▶ **Exercise**:
Please give the number of lines in the material below that contain "gmail", and provide nothing besides that number.

▶ **Data to process**:
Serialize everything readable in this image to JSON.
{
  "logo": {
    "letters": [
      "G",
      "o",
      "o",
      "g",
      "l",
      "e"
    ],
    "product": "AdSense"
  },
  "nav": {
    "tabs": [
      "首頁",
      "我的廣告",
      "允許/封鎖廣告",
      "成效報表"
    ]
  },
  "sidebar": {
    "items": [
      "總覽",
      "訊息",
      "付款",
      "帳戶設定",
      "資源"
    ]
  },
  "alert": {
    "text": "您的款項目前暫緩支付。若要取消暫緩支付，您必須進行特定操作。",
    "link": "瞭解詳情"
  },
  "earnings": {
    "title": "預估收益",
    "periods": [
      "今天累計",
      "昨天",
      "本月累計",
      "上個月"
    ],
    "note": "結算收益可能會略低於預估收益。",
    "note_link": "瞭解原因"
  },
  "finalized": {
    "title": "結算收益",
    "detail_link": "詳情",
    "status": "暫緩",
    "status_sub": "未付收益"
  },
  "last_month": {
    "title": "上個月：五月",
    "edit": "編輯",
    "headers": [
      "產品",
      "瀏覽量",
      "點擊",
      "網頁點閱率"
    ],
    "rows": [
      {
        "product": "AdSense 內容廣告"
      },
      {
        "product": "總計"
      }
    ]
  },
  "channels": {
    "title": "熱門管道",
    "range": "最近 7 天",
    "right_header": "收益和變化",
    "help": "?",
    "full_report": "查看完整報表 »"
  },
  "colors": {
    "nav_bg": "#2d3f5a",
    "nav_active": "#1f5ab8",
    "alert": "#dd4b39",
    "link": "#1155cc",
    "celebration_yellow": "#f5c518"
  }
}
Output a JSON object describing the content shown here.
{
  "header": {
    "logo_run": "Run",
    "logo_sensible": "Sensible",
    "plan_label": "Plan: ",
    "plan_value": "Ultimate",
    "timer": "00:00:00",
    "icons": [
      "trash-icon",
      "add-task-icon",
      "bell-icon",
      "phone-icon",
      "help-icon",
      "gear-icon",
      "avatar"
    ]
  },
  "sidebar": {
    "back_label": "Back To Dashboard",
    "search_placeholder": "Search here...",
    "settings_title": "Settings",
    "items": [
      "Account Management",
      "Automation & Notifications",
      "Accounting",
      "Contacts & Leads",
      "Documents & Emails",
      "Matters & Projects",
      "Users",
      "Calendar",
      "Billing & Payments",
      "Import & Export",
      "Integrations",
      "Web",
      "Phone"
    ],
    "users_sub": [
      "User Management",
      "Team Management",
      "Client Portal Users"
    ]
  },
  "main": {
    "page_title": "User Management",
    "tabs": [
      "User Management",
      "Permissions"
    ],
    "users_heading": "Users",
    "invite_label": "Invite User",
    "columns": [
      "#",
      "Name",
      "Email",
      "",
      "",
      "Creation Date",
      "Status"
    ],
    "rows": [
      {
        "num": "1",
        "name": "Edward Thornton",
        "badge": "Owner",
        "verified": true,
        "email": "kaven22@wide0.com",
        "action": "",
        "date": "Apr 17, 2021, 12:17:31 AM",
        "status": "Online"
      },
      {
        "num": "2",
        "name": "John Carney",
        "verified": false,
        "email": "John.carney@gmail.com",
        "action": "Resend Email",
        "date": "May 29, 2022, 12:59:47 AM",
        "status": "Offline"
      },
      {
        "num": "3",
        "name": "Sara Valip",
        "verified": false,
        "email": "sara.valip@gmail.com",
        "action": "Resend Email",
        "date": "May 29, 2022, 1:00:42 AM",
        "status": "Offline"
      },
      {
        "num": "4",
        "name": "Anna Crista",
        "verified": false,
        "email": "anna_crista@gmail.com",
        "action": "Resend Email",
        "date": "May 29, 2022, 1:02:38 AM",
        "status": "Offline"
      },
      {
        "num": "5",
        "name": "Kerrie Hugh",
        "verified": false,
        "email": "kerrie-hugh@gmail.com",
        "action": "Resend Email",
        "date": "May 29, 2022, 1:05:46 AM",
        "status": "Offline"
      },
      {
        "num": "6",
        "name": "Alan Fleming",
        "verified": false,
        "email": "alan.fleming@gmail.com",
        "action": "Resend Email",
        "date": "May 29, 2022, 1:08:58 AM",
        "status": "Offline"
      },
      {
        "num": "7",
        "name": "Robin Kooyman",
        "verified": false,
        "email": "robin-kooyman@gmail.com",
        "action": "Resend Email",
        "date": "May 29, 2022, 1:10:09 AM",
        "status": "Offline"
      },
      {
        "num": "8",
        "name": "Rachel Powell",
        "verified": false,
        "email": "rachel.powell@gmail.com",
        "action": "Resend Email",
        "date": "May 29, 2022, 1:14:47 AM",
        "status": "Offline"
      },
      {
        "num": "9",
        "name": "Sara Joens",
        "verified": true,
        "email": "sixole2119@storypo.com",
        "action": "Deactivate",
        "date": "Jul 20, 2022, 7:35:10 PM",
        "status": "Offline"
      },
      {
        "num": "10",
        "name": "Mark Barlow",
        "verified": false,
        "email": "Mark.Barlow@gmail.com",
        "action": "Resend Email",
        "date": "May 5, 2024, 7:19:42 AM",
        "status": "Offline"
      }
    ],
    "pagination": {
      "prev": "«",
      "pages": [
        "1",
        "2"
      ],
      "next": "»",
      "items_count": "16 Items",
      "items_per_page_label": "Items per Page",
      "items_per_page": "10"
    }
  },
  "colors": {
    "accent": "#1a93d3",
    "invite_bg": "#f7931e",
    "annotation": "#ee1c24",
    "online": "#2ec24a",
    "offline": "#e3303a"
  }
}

▶ **Written solution**:
8